* **REQUIRED WORK**: Scan the records for the string "Nathan", then copy each line that has it.

* **Dataset rows for apps and sites**:
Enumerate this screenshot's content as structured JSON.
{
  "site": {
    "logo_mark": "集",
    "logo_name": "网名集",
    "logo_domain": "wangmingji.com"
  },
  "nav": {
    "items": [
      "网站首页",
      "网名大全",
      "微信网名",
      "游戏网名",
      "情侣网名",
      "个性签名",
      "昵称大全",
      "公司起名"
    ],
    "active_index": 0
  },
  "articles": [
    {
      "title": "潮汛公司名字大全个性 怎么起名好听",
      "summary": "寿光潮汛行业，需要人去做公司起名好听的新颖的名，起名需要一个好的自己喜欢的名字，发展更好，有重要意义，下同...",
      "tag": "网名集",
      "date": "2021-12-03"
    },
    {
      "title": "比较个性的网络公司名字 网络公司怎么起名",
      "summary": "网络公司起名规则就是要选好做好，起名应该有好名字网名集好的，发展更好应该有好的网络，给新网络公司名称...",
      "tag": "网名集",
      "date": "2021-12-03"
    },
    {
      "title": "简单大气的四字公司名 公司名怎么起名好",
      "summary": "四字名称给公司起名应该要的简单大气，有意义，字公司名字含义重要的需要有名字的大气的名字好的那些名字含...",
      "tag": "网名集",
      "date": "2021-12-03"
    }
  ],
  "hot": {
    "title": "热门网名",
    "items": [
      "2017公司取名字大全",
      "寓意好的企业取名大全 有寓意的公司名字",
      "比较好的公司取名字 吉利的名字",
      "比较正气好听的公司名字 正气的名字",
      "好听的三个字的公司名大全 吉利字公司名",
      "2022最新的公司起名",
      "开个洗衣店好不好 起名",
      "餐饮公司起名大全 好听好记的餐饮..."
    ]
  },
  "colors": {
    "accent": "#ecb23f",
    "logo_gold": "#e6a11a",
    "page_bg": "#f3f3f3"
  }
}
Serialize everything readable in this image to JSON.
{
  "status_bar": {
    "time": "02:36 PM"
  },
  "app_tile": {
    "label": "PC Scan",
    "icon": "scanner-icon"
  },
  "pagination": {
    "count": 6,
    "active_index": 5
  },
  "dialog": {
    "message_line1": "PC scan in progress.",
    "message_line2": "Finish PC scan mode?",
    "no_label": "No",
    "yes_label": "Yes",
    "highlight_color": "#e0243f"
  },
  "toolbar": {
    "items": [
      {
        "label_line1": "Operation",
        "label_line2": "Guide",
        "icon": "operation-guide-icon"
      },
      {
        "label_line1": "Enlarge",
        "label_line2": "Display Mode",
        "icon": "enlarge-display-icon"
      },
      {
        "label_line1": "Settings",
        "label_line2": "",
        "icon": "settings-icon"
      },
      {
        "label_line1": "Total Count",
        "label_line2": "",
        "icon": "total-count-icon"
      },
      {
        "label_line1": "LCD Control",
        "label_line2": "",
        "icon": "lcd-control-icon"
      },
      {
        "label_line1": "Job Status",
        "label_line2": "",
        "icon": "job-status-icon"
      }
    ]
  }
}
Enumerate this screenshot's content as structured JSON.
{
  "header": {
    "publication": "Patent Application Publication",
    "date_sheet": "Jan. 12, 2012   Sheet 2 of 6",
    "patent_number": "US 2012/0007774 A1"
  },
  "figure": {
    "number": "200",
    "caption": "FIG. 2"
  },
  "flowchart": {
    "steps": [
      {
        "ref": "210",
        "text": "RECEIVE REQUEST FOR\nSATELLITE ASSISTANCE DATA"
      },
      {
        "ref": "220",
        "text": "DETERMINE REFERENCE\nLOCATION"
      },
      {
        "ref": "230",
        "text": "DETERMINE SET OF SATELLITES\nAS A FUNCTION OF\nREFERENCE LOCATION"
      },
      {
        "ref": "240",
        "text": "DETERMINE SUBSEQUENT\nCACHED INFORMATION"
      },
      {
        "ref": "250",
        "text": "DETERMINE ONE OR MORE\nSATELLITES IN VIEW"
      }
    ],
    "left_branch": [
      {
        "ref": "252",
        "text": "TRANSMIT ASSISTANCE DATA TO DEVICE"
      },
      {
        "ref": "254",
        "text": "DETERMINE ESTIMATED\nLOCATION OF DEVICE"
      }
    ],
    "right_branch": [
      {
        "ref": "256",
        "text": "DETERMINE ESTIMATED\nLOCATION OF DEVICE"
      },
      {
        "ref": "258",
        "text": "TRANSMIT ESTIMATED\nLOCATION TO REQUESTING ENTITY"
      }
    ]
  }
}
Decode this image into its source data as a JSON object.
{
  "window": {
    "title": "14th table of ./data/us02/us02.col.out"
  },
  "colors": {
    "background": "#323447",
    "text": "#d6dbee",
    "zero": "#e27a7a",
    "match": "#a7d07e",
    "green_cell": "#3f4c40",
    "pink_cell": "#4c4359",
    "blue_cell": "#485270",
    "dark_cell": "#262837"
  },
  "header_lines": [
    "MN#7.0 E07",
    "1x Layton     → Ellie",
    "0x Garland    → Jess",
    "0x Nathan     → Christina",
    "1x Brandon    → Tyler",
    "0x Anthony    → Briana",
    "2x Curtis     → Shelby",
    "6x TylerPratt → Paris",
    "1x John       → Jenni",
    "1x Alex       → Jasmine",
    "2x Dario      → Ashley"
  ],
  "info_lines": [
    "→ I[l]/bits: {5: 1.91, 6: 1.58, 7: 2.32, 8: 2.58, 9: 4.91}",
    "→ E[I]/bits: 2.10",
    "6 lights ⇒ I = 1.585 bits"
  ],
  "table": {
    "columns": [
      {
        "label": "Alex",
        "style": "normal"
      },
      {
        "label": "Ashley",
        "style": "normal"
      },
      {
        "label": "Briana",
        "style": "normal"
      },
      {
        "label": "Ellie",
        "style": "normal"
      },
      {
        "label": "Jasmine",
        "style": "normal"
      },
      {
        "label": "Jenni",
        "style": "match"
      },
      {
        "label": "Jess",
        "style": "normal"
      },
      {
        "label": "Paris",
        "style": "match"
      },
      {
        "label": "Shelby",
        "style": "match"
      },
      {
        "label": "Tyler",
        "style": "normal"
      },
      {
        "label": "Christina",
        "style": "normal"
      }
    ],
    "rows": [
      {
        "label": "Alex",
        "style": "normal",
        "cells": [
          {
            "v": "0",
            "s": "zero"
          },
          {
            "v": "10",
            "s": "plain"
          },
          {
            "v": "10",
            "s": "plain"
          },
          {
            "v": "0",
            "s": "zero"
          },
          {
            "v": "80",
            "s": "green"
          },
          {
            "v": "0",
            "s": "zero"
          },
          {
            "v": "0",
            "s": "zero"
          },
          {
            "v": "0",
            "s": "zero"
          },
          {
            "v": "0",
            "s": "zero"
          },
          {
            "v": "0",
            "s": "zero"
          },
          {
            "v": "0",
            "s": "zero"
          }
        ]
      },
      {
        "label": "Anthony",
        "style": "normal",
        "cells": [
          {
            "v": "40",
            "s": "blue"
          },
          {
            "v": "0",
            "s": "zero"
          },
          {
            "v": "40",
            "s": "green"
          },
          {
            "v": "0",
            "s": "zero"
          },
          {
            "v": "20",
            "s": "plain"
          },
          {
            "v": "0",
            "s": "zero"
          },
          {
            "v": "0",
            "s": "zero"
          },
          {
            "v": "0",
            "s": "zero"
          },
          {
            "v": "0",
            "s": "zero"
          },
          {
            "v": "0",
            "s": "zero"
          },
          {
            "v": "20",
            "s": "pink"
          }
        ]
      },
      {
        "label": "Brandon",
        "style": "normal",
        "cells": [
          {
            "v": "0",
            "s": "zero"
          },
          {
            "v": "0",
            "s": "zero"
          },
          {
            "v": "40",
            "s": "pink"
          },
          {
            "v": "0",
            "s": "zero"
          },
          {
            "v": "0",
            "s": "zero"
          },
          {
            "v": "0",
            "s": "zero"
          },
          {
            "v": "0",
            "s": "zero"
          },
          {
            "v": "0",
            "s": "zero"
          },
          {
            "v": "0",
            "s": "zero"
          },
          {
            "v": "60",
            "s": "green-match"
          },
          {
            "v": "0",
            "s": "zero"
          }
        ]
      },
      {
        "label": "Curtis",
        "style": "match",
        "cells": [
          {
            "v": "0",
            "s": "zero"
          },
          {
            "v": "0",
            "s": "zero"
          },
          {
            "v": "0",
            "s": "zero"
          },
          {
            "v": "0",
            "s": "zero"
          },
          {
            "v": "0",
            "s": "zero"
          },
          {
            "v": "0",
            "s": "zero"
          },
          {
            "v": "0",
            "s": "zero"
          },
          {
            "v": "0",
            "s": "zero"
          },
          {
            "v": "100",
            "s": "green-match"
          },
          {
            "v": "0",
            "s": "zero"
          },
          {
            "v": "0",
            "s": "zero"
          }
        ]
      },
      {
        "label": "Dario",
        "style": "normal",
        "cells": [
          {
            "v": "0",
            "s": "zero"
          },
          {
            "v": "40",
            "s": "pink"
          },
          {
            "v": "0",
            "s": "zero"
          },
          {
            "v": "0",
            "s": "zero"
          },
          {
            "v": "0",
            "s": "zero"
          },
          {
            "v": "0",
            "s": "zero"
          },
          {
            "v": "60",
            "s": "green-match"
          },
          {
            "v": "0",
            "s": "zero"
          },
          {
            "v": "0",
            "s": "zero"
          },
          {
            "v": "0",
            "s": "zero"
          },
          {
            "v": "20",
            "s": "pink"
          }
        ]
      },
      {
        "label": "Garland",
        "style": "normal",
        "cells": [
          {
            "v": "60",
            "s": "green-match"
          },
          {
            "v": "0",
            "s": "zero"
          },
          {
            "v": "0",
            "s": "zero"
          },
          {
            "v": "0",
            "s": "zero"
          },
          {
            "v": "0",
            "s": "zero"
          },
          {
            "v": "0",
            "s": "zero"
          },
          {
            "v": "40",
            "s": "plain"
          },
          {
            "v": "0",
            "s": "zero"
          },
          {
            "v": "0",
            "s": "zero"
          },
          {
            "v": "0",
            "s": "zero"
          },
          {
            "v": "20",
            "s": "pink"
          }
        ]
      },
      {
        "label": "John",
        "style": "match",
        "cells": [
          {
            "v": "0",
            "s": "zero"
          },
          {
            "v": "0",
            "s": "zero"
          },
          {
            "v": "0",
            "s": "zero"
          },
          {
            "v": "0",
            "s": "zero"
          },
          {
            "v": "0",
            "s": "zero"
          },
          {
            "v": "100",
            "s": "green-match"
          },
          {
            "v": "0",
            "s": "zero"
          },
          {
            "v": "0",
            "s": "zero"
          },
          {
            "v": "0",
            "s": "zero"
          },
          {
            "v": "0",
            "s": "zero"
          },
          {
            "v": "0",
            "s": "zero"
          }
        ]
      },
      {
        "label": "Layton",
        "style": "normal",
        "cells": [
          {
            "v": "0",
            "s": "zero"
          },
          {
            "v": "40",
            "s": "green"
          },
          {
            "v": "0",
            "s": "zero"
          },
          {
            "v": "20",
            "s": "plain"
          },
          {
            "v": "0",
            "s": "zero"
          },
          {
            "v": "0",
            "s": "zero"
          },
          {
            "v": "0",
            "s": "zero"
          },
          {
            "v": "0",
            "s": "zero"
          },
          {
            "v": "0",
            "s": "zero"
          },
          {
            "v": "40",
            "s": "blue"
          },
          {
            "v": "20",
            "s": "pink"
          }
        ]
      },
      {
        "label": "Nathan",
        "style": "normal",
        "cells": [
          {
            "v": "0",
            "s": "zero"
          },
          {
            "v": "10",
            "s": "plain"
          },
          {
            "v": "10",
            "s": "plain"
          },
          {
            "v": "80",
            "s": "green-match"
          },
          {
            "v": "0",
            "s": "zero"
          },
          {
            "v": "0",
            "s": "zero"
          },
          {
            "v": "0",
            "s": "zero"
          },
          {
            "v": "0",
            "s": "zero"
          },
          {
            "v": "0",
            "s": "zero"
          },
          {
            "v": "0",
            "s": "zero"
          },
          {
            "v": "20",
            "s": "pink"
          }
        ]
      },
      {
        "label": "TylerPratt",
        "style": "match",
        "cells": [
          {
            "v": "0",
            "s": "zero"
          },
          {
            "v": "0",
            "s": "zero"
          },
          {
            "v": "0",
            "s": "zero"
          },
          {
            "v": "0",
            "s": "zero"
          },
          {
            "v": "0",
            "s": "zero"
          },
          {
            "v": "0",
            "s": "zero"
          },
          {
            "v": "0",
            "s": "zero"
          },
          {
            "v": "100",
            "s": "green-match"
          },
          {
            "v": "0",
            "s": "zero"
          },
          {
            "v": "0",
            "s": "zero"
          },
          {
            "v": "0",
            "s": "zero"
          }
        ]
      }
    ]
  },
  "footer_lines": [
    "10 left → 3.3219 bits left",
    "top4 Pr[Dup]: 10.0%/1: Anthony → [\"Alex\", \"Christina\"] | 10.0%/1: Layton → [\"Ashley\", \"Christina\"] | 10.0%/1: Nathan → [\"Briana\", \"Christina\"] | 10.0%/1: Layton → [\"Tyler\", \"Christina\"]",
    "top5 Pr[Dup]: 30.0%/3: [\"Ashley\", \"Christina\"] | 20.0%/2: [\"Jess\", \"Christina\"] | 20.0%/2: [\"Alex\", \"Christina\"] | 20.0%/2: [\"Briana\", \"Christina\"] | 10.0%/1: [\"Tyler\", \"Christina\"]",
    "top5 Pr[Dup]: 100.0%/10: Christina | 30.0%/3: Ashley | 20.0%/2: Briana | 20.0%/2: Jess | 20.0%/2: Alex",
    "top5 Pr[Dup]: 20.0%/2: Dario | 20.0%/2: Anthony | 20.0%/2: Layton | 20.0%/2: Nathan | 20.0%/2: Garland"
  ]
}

* **SOLUTION BELOW**:
    "0x Nathan     → Christina",
        "label": "Nathan",
    "top4 Pr[Dup]: 10.0%/1: Anthony → [\"Alex\", \"Christina\"] | 10.0%/1: Layton → [\"Ashley\", \"Christina\"] | 10.0%/1: Nathan → [\"Briana\", \"Christina\"] | 10.0%/1: Layton → [\"Tyler\", \"Christina\"]",
    "top5 Pr[Dup]: 20.0%/2: Dario | 20.0%/2: Anthony | 20.0%/2: Layton | 20.0%/2: Nathan | 20.0%/2: Garland"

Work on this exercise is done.